CHICAGO.- Its the end of the last Ice Age, more than 13,000 years ago. Your small band of nomads has walked for many weeks, and youre now on land that few people if any have seen before you. The glaciers have receded, but snow blankets the ground and a cold wind howls around you. Where will you find shelter? What will you eat? How will you live?
The Ancient Americas, The Field Museums innovative new exhibition, is an exploration of the challenges that human beings everywhere have faced for millennia. It tells the epic story of human life on the American continents, from the arrival of small groups of hunter-gatherers, whose way of life survived into the 20th century, to the great but fragile empires of the Aztecs and the Incas empires that stretched thousands of miles, encompassed as many as 10 million people, and came to sudden, brutal ends. Free listening posts throughout the exhibition offer gallery overviews in Spanish.
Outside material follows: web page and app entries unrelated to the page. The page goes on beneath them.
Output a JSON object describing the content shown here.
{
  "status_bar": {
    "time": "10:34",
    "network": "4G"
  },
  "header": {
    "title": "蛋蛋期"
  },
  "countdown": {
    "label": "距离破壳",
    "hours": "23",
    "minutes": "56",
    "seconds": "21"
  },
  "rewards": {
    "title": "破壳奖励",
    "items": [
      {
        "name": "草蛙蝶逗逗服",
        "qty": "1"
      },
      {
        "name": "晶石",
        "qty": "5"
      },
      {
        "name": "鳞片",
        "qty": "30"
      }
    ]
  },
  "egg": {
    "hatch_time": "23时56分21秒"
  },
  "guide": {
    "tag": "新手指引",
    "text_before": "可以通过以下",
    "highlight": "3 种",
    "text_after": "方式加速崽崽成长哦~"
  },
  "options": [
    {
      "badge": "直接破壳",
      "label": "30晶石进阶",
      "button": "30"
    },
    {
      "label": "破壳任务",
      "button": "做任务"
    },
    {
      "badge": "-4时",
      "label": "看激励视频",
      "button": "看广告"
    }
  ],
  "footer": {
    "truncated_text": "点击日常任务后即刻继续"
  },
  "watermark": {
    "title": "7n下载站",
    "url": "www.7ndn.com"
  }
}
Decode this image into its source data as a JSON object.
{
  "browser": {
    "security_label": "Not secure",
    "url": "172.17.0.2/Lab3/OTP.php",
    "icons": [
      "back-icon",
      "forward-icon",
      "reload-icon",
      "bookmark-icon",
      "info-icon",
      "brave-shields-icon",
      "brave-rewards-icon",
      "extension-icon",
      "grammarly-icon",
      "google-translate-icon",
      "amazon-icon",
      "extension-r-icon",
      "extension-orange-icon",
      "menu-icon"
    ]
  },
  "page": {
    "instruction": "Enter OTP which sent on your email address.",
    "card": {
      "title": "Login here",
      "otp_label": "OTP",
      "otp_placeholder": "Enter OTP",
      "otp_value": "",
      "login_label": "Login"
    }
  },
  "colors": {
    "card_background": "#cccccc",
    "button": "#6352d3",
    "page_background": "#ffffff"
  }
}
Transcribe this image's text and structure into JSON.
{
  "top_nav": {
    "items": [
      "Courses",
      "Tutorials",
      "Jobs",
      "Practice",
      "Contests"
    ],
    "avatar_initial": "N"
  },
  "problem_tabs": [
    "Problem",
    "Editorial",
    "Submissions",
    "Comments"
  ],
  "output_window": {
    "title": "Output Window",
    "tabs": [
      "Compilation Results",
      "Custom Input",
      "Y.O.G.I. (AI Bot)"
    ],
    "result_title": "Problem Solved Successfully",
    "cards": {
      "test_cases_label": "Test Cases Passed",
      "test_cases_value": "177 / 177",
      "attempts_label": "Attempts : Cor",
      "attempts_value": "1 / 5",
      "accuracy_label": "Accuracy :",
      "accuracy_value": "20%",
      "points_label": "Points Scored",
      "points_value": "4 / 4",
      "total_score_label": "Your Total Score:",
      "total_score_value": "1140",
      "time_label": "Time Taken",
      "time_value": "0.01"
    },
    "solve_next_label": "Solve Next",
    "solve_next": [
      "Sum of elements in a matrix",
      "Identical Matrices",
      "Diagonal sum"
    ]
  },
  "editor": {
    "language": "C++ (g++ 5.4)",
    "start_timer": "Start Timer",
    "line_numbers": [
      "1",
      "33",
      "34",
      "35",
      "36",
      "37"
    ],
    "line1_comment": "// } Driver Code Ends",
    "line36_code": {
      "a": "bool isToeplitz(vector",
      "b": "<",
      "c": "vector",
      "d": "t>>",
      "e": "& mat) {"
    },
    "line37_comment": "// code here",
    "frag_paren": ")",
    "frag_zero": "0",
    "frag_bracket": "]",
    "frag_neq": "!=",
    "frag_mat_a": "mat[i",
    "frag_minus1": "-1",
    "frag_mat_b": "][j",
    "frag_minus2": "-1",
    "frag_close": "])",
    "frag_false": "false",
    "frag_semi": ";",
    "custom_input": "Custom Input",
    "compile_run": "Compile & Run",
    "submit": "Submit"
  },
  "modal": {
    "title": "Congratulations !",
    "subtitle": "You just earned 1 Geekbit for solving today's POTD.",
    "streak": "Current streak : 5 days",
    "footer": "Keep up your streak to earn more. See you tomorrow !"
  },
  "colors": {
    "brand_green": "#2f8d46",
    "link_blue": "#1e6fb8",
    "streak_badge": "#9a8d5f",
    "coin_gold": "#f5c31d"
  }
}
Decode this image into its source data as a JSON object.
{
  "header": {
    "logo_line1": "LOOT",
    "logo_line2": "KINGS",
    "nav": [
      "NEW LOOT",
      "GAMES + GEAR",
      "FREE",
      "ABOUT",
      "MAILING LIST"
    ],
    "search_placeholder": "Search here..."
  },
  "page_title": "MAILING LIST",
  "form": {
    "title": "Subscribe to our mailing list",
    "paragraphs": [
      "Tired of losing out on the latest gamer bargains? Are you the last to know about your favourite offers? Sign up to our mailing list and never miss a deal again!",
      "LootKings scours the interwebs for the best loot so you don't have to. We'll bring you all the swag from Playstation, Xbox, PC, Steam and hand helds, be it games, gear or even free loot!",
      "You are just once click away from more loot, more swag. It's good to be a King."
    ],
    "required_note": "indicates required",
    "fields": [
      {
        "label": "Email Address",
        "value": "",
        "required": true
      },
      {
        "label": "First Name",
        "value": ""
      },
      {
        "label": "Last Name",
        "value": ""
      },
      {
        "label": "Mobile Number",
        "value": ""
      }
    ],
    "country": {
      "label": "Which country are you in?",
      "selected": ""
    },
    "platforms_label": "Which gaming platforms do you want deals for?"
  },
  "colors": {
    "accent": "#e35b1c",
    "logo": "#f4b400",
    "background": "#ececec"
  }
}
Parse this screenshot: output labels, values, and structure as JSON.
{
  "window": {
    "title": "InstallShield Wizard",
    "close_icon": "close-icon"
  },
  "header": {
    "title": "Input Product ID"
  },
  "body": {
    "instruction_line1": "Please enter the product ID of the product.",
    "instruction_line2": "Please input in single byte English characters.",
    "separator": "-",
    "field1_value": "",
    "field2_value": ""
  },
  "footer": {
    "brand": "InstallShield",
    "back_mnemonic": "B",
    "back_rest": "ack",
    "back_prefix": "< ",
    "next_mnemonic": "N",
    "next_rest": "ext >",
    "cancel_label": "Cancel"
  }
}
Based on ground-breaking research by Field Museum scientists and others, The Ancient Americas will shatter long-held preconceptions. Visitors will see for themselves the intelligence and creativity that distinguish human beings, the innovations that allowed groups to diversify and populate the hemisphere from the Arctic to the tip of South America, and the great cities, trade networks, and sophisticated cultures built by Indigenous Peoples long before Europeans decimated their populations and imposed their own cultures on these lands.
The Ancient Americas is made possible by the McCormick Tribune Foundation. The Empire Builders Gallery is presented by the Abbott Fund. The Innovators Gallery is presented by ITW Foundation.
A World Rich in People, Cultures, and Creativity
Contemporary Americans recognize that their society is a tapestry of many cultures. But we tend to think of this mix as a recent development, the consequence of immigration in a highly mobile world. In The Ancient Americas, visitors will see that an astonishing diversity of peoples already were established in the Western hemisphere long before the Spanish arrived.
The exhibition illuminates both the remarkable differences in cultures that emerged over thousands of years, and the similarities underlying human behavior across vast expanses of time and space. Visitors will discover the kinds of choices Indigenous Peoples made, and how those choices shaped their lives, their societies, and the physical land they lived on. And theyll see first-hand how the decisions made by earlier societies have influenced the way we live today.
Creativity, the ability to adapt and innovate, allowed human beings to build successful societies and develop new forms of cultural expression throughout the world, says Jonathan Haas, Field Museum archaeologist and lead curator for The Ancient Americas. But its only recently that weve come to appreciate the great diversity and the high level of achievement attained, independently, by peoples throughout the Americas. The Field Museum developed The Ancient Americas to help people understand the story through the insights of contemporary anthropology and archaeology.
To tell that story, the galleries of The Ancient Americas are organized in a uniquely revealing way: not in chronological order around discrete cultures, as in traditional museum exhibitions, but around the diverse approaches people have developed to meet the challenges they face. Visitors will see how and why cultures change. Theyll see the different forms of hunting and gathering that people undertook as they moved through dramatically different environments; the experiments that led to the domestication of animals and plants and the rise of farming communities; the different forms of leadership that some societies turned to, and the monuments they created; the formation of hierarchical governments and states, and the building of vast empires.
Giving substance to this narrative are more than 2,200 fascinating artifacts representing more than 20 distinct cultural groups. Visitors will get to know early pueblo communities of the American Southwest; the mound-building Hopewell and Mississippian cultures of the Midwest; the Taíno of the Caribbean; the Zapotec, Maya, and Aztec of Mesoamerica; the Moche, Wari, and Inca of South America, and many more.